From March 8-23, the Sierra Club will be participating in the 2008 Historic Green event to rebuild a sustainable New Orleans. Hundreds of students and young professionals in the construction industry—architects, engineers, planners, landscape architects, interior designers, and contractors—will converge on the Crescent City to work hand-in-hand with residents of the Holy Cross Historic District, part of the Lower Ninth Ward that was among the city's hardest-hit areas during Hurricane Katrina.

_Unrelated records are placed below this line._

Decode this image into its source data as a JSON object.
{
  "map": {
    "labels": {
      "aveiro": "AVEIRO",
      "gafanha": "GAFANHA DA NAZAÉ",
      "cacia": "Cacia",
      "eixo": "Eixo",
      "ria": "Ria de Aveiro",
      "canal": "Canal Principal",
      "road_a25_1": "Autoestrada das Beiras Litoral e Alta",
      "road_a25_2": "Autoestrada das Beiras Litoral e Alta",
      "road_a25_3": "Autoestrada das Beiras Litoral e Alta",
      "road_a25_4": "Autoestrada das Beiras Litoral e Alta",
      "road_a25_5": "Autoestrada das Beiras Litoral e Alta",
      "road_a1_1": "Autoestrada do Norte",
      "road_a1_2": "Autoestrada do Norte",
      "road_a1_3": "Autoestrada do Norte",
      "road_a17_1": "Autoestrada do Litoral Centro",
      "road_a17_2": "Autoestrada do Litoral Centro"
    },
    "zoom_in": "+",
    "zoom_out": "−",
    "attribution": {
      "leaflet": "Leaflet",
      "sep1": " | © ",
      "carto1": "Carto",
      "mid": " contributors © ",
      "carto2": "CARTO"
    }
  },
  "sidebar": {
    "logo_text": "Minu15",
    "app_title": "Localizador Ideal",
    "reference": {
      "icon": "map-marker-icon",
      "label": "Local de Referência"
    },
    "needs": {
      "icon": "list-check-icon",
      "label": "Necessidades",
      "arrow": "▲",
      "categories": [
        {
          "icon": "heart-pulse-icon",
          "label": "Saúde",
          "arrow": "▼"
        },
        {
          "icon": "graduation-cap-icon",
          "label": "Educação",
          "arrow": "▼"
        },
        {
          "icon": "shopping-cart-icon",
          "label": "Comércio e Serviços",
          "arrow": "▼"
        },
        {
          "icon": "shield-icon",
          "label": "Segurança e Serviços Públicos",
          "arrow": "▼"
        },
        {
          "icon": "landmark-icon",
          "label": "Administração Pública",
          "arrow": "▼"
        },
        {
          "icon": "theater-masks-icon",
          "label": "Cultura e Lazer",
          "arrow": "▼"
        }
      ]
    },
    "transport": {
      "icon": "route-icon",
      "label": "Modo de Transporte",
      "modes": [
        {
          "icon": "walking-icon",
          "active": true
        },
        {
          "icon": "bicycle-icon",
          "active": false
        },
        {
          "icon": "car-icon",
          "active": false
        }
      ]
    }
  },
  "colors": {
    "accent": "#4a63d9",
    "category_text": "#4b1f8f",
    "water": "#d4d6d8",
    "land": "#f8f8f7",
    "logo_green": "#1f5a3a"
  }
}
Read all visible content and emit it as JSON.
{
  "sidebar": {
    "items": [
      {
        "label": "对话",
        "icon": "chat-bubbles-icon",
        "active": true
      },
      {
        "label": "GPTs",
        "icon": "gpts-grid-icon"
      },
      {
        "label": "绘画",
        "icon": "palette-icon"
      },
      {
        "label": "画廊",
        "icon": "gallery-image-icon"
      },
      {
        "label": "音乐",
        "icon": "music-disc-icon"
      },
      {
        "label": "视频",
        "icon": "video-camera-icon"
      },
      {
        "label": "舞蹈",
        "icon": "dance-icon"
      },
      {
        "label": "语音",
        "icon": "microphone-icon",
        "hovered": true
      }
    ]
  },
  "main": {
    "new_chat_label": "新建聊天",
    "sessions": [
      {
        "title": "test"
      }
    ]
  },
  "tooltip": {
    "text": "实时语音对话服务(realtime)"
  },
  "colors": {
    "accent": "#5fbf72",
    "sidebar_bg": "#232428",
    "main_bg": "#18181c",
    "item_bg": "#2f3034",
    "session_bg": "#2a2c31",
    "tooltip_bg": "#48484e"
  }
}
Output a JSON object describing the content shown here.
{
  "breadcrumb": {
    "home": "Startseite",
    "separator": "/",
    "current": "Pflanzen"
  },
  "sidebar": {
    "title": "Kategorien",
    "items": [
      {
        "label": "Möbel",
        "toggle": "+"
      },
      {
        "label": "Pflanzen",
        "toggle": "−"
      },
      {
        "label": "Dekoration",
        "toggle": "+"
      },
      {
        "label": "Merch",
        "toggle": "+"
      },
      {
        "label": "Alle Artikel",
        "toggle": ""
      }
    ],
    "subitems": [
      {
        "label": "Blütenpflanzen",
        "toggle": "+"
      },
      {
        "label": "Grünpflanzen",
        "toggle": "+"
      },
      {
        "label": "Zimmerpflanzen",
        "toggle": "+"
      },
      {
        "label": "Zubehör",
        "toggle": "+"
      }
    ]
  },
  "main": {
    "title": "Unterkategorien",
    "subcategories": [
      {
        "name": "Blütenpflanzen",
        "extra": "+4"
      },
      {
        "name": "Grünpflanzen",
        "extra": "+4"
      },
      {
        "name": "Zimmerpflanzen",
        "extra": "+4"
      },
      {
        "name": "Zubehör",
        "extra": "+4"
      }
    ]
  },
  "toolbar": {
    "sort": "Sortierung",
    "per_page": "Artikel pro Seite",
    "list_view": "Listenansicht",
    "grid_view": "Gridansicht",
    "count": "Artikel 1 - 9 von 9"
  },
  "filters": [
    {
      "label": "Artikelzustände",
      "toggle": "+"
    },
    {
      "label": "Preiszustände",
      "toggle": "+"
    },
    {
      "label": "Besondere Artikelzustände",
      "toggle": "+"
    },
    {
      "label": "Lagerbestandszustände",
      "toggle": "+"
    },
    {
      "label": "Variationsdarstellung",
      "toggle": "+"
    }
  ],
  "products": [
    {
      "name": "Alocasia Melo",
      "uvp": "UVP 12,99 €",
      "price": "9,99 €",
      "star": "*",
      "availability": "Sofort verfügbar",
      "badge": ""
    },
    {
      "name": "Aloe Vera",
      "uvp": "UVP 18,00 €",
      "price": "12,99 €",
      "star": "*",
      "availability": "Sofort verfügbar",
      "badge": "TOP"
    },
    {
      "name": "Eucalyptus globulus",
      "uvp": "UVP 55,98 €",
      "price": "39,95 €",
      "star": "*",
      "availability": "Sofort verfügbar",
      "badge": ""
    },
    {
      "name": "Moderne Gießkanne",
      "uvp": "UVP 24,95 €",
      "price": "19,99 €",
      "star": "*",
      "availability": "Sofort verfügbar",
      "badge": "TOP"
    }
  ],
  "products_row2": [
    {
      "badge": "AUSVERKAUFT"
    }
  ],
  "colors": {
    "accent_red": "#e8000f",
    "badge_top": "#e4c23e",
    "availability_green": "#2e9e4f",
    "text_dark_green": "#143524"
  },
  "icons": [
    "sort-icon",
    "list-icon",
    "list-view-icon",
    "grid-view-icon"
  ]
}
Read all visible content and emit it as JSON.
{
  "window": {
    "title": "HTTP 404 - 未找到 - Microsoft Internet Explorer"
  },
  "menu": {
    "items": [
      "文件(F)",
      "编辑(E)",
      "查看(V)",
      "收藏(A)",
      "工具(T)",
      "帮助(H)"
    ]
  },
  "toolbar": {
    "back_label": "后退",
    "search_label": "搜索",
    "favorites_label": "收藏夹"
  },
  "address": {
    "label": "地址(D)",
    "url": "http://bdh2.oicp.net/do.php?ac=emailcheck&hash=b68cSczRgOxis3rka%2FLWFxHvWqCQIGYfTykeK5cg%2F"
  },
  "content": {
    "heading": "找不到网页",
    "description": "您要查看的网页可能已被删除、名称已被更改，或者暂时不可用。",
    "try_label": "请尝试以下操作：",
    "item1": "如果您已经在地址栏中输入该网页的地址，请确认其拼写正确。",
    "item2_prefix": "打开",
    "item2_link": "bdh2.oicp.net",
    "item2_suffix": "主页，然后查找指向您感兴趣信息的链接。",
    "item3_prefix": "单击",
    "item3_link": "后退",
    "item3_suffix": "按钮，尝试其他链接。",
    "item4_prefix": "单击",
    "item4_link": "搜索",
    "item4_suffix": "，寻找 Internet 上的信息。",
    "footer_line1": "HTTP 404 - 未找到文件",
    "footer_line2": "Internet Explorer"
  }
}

Sierra Club organizer Darryl Malek-Wiley, pictured above, and below with volunteers at a Public Lands Day cleanup of Bayou Bienvenue in the Lower Ninth Ward last year, has been working for years with Club volunteers and the Holy Cross Neighborhood Association to help rebuild and renew the area. "We're hoping Historic Green will be an annual event until the whole Lower Ninth is rebuilt as a sustainable, carbon-neutral neighborhood," Malek-Wiley says.
Organized by the Center for Sustainable Engagement and Development, Historic Green will help homeowners "green up" their historic properties, provide free sustainable rebuilding consulting services, help with green deconstruction of homes that are beyond repair, initiate a playground/park rehabilitation project, plant community gardens, and offer neighborhood survey services in cooperation with the Lower Ninth Ward's Neighborhood Empowerment Network Association.
The Sierra Club is hosting lectures and coordinating bayou restoration and trail work on the path leading to Bayou Bienvenue, an historic cypress swamp that was inundated with salt water by an Army Corps of Engineers project in the late 1950s, and which residents of the Lower Ninth now want to bring back. Once the trail work is done, the Club's New Orleans Group will be sponsoring a canoe trip on the bayou.
Learn more about the Sierra Club's work to help rebuild the Gulf Coast.